Stela Dicusară: She started her singing studies with the alto Alessandra Perbellini. In 2013 she enrolled at the Arrigo Boito Conservatory in Parma where she studied under the guidance of the soprano Donatella Saccardi. She sang as a soloist in several concerts at the Teatro San Carlino and the San Barnaba Auditorium in Brescia. She participated in masterclasses held by Roberto de Candia, Daniela Barcellona, Jan Schultsz, Eva Mei, Filippo Faes and Federico Maria Sardelli. She performed in "Prima che si alzi il sipario" in the Sala del Ridotto (Teatro Regio, Parma) for the presentation of "Le nozze di Figaro" and "Giovanna D'arco". In 2016 she debuted as Susanna in the Mozart’s "Le nozze di Figaro”. In 2017 she graduated with honours at Boito Conservatory and had her debut in "La Serva Padrona" in the role of Serpina staged at the Auditorium del Carmine and the Teatro Crystal in Collecchio (Parma). In 2018 she debuted as Sabbiolino in the opera "Hänsel e Gretel" staged at the Teatro Regio (Parma).

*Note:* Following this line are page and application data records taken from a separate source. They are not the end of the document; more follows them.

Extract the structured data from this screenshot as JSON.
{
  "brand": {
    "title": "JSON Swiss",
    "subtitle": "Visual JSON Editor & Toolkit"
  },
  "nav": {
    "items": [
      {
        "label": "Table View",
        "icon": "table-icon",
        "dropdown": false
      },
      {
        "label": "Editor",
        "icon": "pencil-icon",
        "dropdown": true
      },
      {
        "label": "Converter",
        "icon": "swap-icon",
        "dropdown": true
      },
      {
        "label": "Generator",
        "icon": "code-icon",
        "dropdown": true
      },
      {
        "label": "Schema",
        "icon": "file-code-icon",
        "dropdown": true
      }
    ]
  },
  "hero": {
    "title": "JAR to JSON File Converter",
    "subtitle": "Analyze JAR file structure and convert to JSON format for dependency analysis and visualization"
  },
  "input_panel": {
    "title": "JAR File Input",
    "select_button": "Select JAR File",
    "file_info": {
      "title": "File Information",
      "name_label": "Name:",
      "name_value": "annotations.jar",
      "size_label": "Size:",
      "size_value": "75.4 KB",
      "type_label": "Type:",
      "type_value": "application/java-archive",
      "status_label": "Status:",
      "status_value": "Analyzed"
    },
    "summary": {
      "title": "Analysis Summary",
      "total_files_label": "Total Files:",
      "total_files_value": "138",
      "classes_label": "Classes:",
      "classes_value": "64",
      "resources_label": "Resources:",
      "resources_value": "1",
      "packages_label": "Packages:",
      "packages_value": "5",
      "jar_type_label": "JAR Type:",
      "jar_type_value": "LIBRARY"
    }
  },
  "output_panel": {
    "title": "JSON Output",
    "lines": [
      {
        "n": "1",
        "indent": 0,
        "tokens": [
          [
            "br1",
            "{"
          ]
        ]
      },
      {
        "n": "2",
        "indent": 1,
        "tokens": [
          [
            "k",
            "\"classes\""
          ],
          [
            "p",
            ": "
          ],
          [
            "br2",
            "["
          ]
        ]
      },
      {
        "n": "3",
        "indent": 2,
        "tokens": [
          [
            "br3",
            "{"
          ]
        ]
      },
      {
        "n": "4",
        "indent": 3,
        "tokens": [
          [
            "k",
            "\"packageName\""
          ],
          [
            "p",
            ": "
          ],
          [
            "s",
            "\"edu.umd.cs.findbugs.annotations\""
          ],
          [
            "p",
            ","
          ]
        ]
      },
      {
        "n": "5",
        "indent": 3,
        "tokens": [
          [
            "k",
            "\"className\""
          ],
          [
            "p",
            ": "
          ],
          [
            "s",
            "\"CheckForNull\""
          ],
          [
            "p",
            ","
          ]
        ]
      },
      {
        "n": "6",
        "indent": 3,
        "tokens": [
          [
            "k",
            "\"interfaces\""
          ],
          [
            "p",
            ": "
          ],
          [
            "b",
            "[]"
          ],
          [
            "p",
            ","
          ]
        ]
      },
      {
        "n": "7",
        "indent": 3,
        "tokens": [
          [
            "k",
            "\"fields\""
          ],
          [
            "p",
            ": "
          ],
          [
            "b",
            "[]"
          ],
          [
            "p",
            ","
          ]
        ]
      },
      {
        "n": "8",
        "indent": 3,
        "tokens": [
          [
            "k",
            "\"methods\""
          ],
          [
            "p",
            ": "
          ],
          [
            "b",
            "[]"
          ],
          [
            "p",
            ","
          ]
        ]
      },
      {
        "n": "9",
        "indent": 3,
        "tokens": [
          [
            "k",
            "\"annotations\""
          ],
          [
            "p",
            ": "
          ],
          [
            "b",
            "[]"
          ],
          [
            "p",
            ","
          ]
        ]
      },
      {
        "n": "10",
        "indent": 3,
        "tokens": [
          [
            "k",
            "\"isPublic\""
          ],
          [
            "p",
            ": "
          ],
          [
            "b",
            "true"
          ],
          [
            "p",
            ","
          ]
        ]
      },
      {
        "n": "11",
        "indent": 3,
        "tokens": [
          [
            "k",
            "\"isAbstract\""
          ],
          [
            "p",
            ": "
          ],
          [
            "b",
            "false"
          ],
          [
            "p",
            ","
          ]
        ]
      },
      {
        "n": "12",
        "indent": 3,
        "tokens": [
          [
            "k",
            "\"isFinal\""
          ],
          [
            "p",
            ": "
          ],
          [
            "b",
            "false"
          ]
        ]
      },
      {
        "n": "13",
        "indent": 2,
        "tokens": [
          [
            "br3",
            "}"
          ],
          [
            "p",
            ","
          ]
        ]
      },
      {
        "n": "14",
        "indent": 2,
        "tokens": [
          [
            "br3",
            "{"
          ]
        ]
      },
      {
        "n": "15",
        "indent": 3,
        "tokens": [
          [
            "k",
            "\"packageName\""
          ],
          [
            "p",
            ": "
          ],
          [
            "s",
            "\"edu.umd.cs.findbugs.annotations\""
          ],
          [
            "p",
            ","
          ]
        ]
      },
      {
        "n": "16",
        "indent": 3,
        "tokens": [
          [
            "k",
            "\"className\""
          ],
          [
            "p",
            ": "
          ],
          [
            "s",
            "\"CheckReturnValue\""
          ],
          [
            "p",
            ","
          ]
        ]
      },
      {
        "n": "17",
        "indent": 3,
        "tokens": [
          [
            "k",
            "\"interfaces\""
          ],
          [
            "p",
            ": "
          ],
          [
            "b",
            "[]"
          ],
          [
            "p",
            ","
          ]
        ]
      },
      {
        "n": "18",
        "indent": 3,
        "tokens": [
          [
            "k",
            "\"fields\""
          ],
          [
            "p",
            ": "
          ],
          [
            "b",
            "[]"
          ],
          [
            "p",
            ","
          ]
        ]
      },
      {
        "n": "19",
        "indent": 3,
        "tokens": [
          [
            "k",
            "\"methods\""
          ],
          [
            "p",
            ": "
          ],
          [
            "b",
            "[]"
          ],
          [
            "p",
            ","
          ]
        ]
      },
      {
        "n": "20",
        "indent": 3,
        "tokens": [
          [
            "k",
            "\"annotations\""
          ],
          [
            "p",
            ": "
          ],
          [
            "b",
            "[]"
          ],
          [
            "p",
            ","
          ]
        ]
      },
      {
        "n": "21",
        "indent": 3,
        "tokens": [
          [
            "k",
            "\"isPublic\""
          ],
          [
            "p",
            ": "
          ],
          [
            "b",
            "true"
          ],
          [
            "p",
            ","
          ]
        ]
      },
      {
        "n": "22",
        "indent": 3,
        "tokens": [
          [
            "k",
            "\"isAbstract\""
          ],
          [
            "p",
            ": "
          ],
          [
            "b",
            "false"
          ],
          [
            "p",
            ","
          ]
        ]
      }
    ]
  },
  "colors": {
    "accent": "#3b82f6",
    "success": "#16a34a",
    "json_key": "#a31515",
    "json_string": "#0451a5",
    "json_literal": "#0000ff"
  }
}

Johannes Brahms: (b Hamburg, 7 May 1833; d Vienna, 3 April 1897). German composer. The successor to Beethoven and Schubert in the larger forms of chamber and orchestral music, to Schubert and Schumann in the miniature forms of piano pieces and songs, and to the Renaissance and Baroque polyphonists in choral music, Brahms creatively synthesized the practices of three centuries with folk and dance idioms and with the language of mid- and late 19th-century art music. His works of controlled passion, deemed reactionary and epigonal by some, progressive by others, became well accepted in his lifetime.
Here the original German lyrics with Italian translation by Ferdinando Albeggiani: